Opposition to political parties law won't hold up poll, CDC chief says
Opposition to the organic law on political parties will not lead to the next election being postponed, because a timeframe for enacting organic laws has been set down under the new Constitution, chief charter drafter Meechai Ruchupan said on Friday.
Meechai assured that any amendment of the political party law, now being studied by the National Legislative Assembly (NLA)’s law vetting committee, could still be done under the 240-day timeframe allocated.
He also expressed his view on the proposal for a “primary vote”, saying this needs to be considered along with the “timeframe” for the election of candidates from party branch members, to see if the timeframe given is feasible.
The primary voting system is back in the spotlight as the NLA committee considers it while vetting the law.

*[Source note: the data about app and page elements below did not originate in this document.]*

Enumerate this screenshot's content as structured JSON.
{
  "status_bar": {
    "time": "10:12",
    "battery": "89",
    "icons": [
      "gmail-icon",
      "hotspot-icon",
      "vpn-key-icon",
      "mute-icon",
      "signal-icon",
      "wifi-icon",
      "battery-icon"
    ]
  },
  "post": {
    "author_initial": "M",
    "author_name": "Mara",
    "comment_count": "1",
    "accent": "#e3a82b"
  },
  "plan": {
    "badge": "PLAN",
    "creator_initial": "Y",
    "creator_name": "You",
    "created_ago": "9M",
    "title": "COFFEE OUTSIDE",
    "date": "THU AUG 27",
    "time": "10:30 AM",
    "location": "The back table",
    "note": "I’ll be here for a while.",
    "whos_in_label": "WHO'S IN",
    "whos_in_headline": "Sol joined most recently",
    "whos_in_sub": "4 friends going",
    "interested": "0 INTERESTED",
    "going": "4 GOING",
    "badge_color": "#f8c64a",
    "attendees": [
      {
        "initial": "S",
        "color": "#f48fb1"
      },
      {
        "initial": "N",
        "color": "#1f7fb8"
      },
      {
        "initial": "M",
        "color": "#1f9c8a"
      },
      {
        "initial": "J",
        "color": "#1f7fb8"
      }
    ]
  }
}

Under consideration at the moment, members at party branches can hold a meeting, with around 50-100 members attending, to select two representatives to present to the party’s MP candidates selection committee for approval.

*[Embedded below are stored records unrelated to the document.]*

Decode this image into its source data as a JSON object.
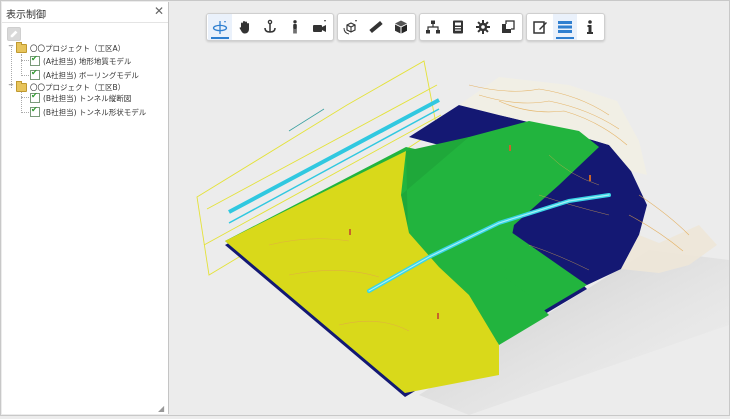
{
  "panel": {
    "title": "表示制御",
    "close_icon": "close-icon",
    "tool_icon": "edit-icon"
  },
  "tree": [
    {
      "label": "〇〇プロジェクト（工区A）",
      "expanded": true,
      "children": [
        {
          "label": "(A社担当) 地形地質モデル",
          "checked": true
        },
        {
          "label": "(A社担当) ボーリングモデル",
          "checked": true
        }
      ]
    },
    {
      "label": "〇〇プロジェクト（工区B）",
      "expanded": true,
      "children": [
        {
          "label": "(B社担当) トンネル縦断図",
          "checked": true
        },
        {
          "label": "(B社担当) トンネル形状モデル",
          "checked": true
        }
      ]
    }
  ],
  "toolbar": {
    "groups": [
      [
        "rotate-icon",
        "pan-hand-icon",
        "anchor-icon",
        "walk-person-icon",
        "camera-icon"
      ],
      [
        "cube-rotate-icon",
        "ruler-icon",
        "cube-icon"
      ],
      [
        "hierarchy-icon",
        "properties-icon",
        "gear-icon",
        "section-icon"
      ],
      [
        "edit-note-icon",
        "layers-icon",
        "info-icon"
      ]
    ],
    "active": [
      "rotate-icon",
      "layers-icon"
    ]
  },
  "colors": {
    "layer_yellow": "#d9d91a",
    "layer_green": "#22b43e",
    "layer_navy": "#141873",
    "tunnel": "#39d5e6",
    "contour": "#e2a64a",
    "accent": "#2f7fd0"
  }
}
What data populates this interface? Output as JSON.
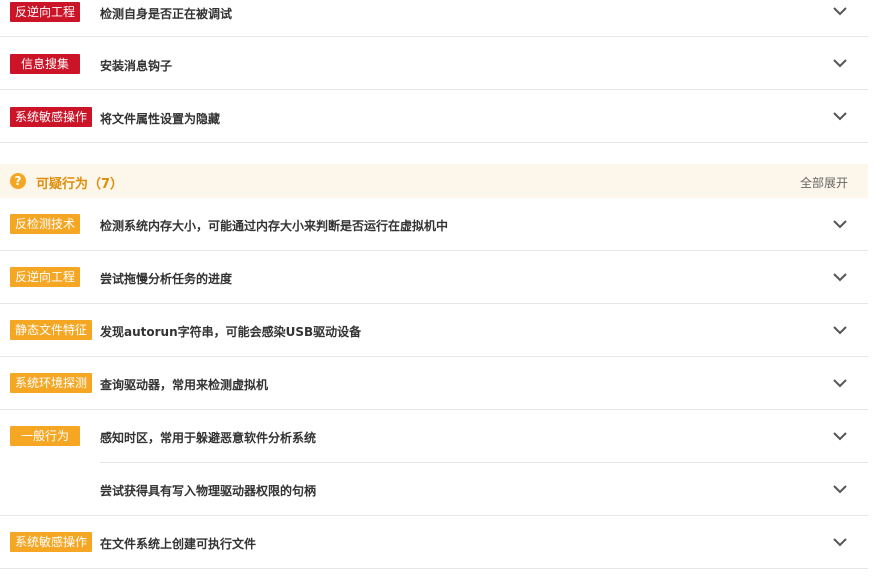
{
  "top_items": [
    {
      "tag": "反逆向工程",
      "desc": "检测自身是否正在被调试",
      "color": "#cc1428"
    },
    {
      "tag": "信息搜集",
      "desc": "安装消息钩子",
      "color": "#cc1428"
    },
    {
      "tag": "系统敏感操作",
      "desc": "将文件属性设置为隐藏",
      "color": "#cc1428"
    }
  ],
  "suspicious": {
    "title": "可疑行为（7）",
    "expand_all": "全部展开",
    "icon": "question-circle-icon",
    "accent": "#f5a623",
    "items": [
      {
        "tag": "反检测技术",
        "desc": "检测系统内存大小，可能通过内存大小来判断是否运行在虚拟机中"
      },
      {
        "tag": "反逆向工程",
        "desc": "尝试拖慢分析任务的进度"
      },
      {
        "tag": "静态文件特征",
        "desc": "发现autorun字符串，可能会感染USB驱动设备"
      },
      {
        "tag": "系统环境探测",
        "desc": "查询驱动器，常用来检测虚拟机"
      },
      {
        "tag": "一般行为",
        "desc": "感知时区，常用于躲避恶意软件分析系统"
      },
      {
        "tag": "",
        "desc": "尝试获得具有写入物理驱动器权限的句柄"
      },
      {
        "tag": "系统敏感操作",
        "desc": "在文件系统上创建可执行文件"
      }
    ]
  }
}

The lists would then be forwarded to party executives to endorse. If the executives do not choose the first and second representatives on the lists, they must explain why. A joint meeting between them and the MP candidates selection committee would then be held to propose appropriate candidates.
If that meeting fails to resolve the task, the process would go back to the party branches to select and propose appropriate candidates again.
For party-list MP candidates, the selection committee must come up with a list of no more than 150 candidates first. This would then be sent to the party branches to vote on 50 of the candidates.
A party leader, however, would be reserved as first candidate on a party’s list.